ATEEZ leads a rebellion in this video, setting up speakers throughout the city to get their message across. The video is set in a world where emotions and expressions are forced to be contained, as shown in the trailers. The lyrics of Guerrilla describe the world as a numb feeling. ATEEZ turns up the aggression with their song to combat these restrictions, blasting the world with their message to be more emotive and show expression. In the end, it appears that one of the kids being brainwashed to hold their emotions back escapes the confines of the brainwashing facility. The video ends there, and I am sure we will be seeing more of that kid and the Prestige Academy in future videos. Aside from that, I really like the high-end and sophisticated nature of the video, as it seems like a movie. The feature image for this post is my favourite shot in this entire video.
Aggressive is the word I would also use to describe the choreography for this comeback. I was watching it in awe and found it super captivating to watch.
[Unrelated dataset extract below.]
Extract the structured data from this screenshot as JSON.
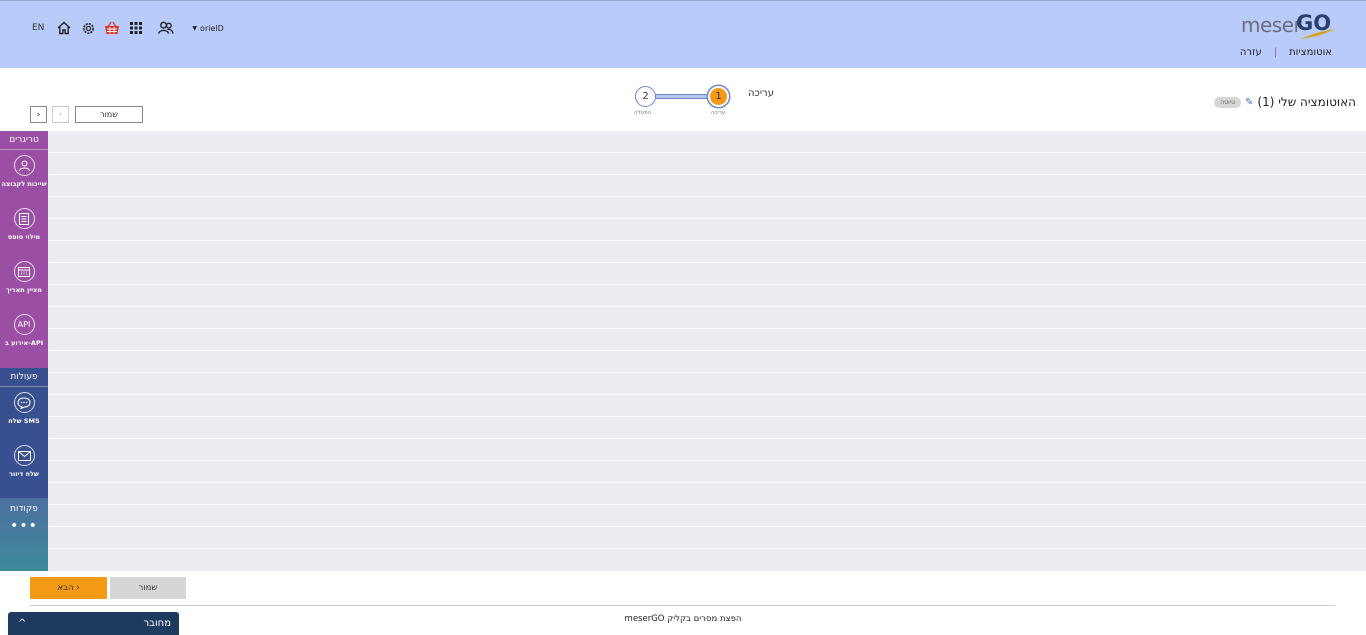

The movements were intense, energetic and powerful, all the while the group were also focused on performing the track. In particular, hats off to Jongho who successfully pulled this performance off without a hitch and his high notes were unfazed throughout.
Song – 8.5/10
Music Video – 10/10
Performance – 10/10
Overall Rating – 9.3/10